Five ways to take control of your appetite. | MOBE

Five ways to take control of your appetite.

Two hands around a large sandwich with lettuce, tomato, and turkey

Throughout the day, your appetite may be all over the place—you’re hungry, then you feel stuffed, then you’re fighting off the urge to snack. When you’re trying to make nutritious choices, these fluctuations can be frustrating. Fortunately, when you understand how your appetite works, you can find ways to take control.

Appetite influencers: hormones, genetics, and more.

Your appetite seems like it should be a simple thing: eat when you’re hungry, stop when you’re full. But it’s actually a complex physiological process that involves many factors. Here are just a few:

Hormones. Researchers have identified more than 20 different hormones that play a role in regulating appetite. Some hormones signal the brain that it’s time to eat. Others activate when the stomach is stretched, telling your brain that you’re full. And still other hormones regulate things like fat storage, blood sugar levels, and the pleasure you feel from eating.

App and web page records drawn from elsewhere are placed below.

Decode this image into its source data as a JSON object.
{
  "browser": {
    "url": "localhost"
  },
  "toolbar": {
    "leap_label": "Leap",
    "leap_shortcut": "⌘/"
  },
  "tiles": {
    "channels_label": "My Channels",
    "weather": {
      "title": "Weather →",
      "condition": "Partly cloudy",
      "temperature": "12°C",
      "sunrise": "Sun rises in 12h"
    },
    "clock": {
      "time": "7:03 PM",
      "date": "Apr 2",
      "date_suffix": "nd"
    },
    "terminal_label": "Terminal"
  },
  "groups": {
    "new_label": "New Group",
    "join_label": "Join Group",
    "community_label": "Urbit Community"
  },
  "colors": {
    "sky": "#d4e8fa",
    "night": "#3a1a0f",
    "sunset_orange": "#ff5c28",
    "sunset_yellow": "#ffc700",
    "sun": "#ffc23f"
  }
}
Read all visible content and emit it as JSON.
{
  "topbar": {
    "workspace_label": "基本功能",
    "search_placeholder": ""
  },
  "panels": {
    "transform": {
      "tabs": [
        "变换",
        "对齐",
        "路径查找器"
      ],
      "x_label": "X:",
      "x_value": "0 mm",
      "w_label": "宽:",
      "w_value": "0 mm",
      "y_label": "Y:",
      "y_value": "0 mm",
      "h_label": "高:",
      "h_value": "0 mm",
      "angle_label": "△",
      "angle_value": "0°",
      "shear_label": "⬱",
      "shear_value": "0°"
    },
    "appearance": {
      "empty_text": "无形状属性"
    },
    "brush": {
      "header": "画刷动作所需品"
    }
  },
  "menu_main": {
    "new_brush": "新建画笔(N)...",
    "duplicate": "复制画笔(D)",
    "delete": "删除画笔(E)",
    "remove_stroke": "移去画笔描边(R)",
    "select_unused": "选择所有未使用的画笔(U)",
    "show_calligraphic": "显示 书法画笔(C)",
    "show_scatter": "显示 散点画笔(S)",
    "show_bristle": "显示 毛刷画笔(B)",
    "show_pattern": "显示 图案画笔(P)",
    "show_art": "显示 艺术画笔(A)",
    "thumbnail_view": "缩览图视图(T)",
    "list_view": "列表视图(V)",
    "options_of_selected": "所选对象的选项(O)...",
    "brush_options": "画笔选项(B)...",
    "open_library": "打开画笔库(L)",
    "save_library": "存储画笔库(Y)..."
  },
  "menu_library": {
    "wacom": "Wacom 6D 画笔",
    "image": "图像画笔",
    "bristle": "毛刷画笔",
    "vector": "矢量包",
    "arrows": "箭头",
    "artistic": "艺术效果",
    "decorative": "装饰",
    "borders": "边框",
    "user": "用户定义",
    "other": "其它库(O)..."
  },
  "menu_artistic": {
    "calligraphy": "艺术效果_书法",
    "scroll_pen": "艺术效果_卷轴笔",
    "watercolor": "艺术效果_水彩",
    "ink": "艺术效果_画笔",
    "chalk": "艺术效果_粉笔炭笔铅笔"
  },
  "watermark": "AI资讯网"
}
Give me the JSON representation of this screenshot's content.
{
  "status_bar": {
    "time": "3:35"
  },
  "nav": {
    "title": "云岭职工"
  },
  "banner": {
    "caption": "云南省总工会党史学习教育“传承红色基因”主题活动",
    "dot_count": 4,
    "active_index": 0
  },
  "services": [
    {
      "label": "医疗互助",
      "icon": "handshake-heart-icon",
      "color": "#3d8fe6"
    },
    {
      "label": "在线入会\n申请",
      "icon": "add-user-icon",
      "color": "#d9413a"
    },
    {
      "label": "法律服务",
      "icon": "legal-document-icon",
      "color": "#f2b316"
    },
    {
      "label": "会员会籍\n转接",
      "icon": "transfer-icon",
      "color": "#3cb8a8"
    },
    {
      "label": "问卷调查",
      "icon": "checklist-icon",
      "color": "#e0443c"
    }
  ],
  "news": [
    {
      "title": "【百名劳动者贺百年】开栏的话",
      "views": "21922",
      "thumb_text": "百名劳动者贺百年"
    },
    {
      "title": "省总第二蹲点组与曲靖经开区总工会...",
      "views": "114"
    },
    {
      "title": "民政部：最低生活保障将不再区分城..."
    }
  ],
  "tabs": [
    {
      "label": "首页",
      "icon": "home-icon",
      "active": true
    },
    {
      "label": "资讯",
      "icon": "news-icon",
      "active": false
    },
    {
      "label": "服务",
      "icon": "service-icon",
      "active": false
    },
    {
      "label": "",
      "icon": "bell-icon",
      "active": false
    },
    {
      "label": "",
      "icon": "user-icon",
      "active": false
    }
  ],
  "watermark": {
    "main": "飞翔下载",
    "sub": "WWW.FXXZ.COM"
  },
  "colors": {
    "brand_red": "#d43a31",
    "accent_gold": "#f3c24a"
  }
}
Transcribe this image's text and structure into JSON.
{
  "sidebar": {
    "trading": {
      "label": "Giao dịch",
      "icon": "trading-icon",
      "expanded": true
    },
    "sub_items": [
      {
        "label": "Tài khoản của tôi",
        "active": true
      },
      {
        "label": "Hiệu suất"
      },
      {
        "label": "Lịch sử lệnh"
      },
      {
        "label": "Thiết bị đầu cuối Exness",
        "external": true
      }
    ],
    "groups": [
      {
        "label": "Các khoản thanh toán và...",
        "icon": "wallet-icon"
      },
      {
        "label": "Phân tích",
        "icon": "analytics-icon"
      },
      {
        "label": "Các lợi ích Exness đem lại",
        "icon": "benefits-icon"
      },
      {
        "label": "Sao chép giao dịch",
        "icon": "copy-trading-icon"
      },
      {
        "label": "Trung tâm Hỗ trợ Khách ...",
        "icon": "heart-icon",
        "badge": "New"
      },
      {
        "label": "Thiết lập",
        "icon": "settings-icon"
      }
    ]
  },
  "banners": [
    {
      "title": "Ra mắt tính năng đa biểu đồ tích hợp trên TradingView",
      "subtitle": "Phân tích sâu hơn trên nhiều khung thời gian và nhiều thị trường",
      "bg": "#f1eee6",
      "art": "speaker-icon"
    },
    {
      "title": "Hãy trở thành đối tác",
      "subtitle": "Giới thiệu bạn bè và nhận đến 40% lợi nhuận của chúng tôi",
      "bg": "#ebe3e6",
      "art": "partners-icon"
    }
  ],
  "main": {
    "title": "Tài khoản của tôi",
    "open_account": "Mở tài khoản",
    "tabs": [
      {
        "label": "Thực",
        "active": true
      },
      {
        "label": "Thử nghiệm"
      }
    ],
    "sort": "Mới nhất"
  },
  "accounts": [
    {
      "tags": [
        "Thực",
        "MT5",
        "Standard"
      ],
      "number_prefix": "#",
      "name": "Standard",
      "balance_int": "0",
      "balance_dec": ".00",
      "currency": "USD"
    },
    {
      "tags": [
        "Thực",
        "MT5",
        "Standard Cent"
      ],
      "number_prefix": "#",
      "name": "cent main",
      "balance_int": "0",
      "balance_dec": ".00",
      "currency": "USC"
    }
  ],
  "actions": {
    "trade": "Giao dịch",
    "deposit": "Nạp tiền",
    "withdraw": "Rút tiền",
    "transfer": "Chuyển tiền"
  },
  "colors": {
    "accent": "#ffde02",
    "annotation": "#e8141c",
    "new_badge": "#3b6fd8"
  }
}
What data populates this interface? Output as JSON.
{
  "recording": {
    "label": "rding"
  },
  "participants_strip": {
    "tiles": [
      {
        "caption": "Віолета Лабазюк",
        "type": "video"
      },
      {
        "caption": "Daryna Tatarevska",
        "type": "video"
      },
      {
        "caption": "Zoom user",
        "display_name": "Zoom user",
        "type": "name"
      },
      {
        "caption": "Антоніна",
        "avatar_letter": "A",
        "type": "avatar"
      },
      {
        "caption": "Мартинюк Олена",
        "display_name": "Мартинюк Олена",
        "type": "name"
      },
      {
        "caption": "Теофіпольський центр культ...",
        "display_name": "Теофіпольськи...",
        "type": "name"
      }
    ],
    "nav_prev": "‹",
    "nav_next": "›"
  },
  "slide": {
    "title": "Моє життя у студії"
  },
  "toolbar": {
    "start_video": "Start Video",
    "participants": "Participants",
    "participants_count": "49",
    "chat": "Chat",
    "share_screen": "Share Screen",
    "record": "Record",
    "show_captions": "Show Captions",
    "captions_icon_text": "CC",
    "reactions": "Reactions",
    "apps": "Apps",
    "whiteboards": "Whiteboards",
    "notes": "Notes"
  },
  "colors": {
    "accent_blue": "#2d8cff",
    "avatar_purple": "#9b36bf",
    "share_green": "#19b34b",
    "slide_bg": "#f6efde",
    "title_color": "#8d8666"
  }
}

Genetics. Due to their unique genetic makeup, some people have overactive hormones that either trigger or suppress their appetite. Genes can also have an influence on the kinds of foods you crave, your metabolism, and more.

Environment. Your surroundings matter. The foods available to you, who you’re eating with (or if you’re eating alone), the climate, even the color of your plate—all of these can influence how hungry you feel and how much you eat.

How to be the boss of your appetite (so it’s not the boss of you).

Since outside factors can influence how hungry you feel, it may sometimes seem like your appetite is a speeding car and you’re just along for the ride. Fortunately, there are some simple things you can do to steer your appetite in a healthier direction.

  1. Eat slowly. When you eat too quickly, your stomach fills up before your brain receives the hormone signal to stop—causing you to eat too much. But when you slow down, your brain and your stomach work together to moderate your appetite.
  2. Eat mindfully. Mindful eating means eating with intention, purpose, and reflection. It means that you pay attention the experience you’re having—to the tastes, textures, and aromas of your food. It means putting aside distractions like your phone or TV and focusing on the act of eating.
  3. Choose nutrient-dense foods. Some appetite-suppressing hormones react to specific nutrients—which means some foods make you feel fuller than others. Both for meals and snacks, choose foods that have more protein and fiber.
  4. Make sleep a priority. When you don’t get enough sleep, your hunger hormone levels rise the next day. Sufficient sleep regulates your hormone activity and keeps your appetite in check.
  5. Get regular exercise. Physical activity takes your mind off eating and burns calories. And it can also increase levels of hormones that make you feel full.

Good nutrition is key to a happier, healthier you. And your appetite can be one of your greatest strengths. With more knowledge of how it functions—plus the healthy tips above—you can make sure your appetite is working for you and not against you.

Work on your nutrition goals with one-to-one support from a MOBE Guide. Get started today.